EXERCISE DESCRIPTION →
Reproduce all lines of the listing below in which the word "Sound" occurs.

RECORDS SUPPLIED →

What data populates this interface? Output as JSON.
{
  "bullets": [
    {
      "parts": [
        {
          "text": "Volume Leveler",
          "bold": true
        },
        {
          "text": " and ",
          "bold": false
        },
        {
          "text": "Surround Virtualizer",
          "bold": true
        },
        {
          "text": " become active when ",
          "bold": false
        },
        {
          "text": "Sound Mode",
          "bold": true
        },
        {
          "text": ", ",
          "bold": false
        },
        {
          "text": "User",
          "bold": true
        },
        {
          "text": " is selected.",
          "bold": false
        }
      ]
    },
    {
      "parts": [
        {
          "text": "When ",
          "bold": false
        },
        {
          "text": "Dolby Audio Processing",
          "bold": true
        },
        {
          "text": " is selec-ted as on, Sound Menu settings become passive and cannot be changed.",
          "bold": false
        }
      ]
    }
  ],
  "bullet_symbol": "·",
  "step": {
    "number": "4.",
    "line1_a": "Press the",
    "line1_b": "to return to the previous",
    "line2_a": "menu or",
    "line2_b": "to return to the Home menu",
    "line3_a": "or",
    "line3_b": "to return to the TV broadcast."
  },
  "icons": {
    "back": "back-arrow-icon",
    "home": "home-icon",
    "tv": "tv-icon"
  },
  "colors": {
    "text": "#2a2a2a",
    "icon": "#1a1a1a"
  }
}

FINISHED EXERCISE →
          "text": "Sound Mode",
          "text": " is selec-ted as on, Sound Menu settings become passive and cannot be changed.",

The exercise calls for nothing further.